(Excerpts from an interface dataset)
★ ★ ★ ★ ★ ★ ★

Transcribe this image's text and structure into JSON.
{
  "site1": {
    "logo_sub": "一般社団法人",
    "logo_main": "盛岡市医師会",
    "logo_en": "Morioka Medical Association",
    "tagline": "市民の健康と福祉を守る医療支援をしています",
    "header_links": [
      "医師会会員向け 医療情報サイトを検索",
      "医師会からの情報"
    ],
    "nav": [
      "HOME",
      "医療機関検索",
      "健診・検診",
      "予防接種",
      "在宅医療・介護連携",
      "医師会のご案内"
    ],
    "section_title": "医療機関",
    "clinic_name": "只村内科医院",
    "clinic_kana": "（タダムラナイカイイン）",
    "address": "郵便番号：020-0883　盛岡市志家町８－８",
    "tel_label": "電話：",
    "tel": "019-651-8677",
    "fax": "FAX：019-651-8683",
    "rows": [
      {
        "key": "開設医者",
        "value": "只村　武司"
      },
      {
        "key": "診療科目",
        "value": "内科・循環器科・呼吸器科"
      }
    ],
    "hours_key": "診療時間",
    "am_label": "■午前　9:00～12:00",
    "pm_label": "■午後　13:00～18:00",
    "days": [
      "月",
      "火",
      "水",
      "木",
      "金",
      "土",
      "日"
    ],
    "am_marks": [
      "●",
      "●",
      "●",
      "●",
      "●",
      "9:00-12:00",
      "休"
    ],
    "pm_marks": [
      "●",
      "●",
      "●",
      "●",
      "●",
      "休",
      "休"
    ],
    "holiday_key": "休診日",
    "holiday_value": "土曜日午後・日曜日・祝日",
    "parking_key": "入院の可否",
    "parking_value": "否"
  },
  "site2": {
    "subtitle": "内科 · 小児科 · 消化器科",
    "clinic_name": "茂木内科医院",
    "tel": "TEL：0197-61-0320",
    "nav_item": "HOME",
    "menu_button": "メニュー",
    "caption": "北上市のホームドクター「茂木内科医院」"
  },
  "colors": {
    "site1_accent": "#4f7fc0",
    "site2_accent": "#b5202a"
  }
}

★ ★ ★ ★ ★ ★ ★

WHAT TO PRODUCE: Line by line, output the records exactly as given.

REPLY TO THE EXERCISE:
Transcribe this image's text and structure into JSON.
{
  "site1": {
    "logo_sub": "一般社団法人",
    "logo_main": "盛岡市医師会",
    "logo_en": "Morioka Medical Association",
    "tagline": "市民の健康と福祉を守る医療支援をしています",
    "header_links": [
      "医師会会員向け 医療情報サイトを検索",
      "医師会からの情報"
    ],
    "nav": [
      "HOME",
      "医療機関検索",
      "健診・検診",
      "予防接種",
      "在宅医療・介護連携",
      "医師会のご案内"
    ],
    "section_title": "医療機関",
    "clinic_name": "只村内科医院",
    "clinic_kana": "（タダムラナイカイイン）",
    "address": "郵便番号：020-0883　盛岡市志家町８－８",
    "tel_label": "電話：",
    "tel": "019-651-8677",
    "fax": "FAX：019-651-8683",
    "rows": [
      {
        "key": "開設医者",
        "value": "只村　武司"
      },
      {
        "key": "診療科目",
        "value": "内科・循環器科・呼吸器科"
      }
    ],
    "hours_key": "診療時間",
    "am_label": "■午前　9:00～12:00",
    "pm_label": "■午後　13:00～18:00",
    "days": [
      "月",
      "火",
      "水",
      "木",
      "金",
      "土",
      "日"
    ],
    "am_marks": [
      "●",
      "●",
      "●",
      "●",
      "●",
      "9:00-12:00",
      "休"
    ],
    "pm_marks": [
      "●",
      "●",
      "●",
      "●",
      "●",
      "休",
      "休"
    ],
    "holiday_key": "休診日",
    "holiday_value": "土曜日午後・日曜日・祝日",
    "parking_key": "入院の可否",
    "parking_value": "否"
  },
  "site2": {
    "subtitle": "内科 · 小児科 · 消化器科",
    "clinic_name": "茂木内科医院",
    "tel": "TEL：0197-61-0320",
    "nav_item": "HOME",
    "menu_button": "メニュー",
    "caption": "北上市のホームドクター「茂木内科医院」"
  },
  "colors": {
    "site1_accent": "#4f7fc0",
    "site2_accent": "#b5202a"
  }
}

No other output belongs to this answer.